*** Study material Section Begins ***

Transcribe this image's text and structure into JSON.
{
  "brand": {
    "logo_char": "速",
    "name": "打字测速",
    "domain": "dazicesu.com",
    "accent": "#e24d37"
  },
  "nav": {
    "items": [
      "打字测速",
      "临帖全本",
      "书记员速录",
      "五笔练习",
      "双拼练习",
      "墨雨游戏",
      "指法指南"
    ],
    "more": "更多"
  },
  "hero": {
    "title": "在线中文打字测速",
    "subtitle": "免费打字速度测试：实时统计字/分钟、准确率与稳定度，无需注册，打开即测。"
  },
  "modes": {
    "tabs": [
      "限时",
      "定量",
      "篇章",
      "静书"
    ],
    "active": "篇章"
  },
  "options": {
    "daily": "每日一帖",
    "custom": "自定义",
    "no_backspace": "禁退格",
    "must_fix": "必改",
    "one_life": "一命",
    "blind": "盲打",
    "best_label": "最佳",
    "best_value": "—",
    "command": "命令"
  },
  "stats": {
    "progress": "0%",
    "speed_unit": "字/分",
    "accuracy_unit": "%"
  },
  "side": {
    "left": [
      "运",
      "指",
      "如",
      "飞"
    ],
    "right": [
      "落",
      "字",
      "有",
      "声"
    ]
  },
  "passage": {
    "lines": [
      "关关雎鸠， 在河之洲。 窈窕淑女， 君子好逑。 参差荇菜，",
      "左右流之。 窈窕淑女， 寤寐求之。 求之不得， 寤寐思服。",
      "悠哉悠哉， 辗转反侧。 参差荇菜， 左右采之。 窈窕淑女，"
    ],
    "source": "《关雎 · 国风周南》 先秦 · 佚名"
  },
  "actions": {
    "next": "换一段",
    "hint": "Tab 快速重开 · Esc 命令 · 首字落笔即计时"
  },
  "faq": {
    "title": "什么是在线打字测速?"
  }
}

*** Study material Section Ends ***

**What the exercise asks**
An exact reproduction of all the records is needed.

**Answer to the exercise**
Transcribe this image's text and structure into JSON.
{
  "brand": {
    "logo_char": "速",
    "name": "打字测速",
    "domain": "dazicesu.com",
    "accent": "#e24d37"
  },
  "nav": {
    "items": [
      "打字测速",
      "临帖全本",
      "书记员速录",
      "五笔练习",
      "双拼练习",
      "墨雨游戏",
      "指法指南"
    ],
    "more": "更多"
  },
  "hero": {
    "title": "在线中文打字测速",
    "subtitle": "免费打字速度测试：实时统计字/分钟、准确率与稳定度，无需注册，打开即测。"
  },
  "modes": {
    "tabs": [
      "限时",
      "定量",
      "篇章",
      "静书"
    ],
    "active": "篇章"
  },
  "options": {
    "daily": "每日一帖",
    "custom": "自定义",
    "no_backspace": "禁退格",
    "must_fix": "必改",
    "one_life": "一命",
    "blind": "盲打",
    "best_label": "最佳",
    "best_value": "—",
    "command": "命令"
  },
  "stats": {
    "progress": "0%",
    "speed_unit": "字/分",
    "accuracy_unit": "%"
  },
  "side": {
    "left": [
      "运",
      "指",
      "如",
      "飞"
    ],
    "right": [
      "落",
      "字",
      "有",
      "声"
    ]
  },
  "passage": {
    "lines": [
      "关关雎鸠， 在河之洲。 窈窕淑女， 君子好逑。 参差荇菜，",
      "左右流之。 窈窕淑女， 寤寐求之。 求之不得， 寤寐思服。",
      "悠哉悠哉， 辗转反侧。 参差荇菜， 左右采之。 窈窕淑女，"
    ],
    "source": "《关雎 · 国风周南》 先秦 · 佚名"
  },
  "actions": {
    "next": "换一段",
    "hint": "Tab 快速重开 · Esc 命令 · 首字落笔即计时"
  },
  "faq": {
    "title": "什么是在线打字测速?"
  }
}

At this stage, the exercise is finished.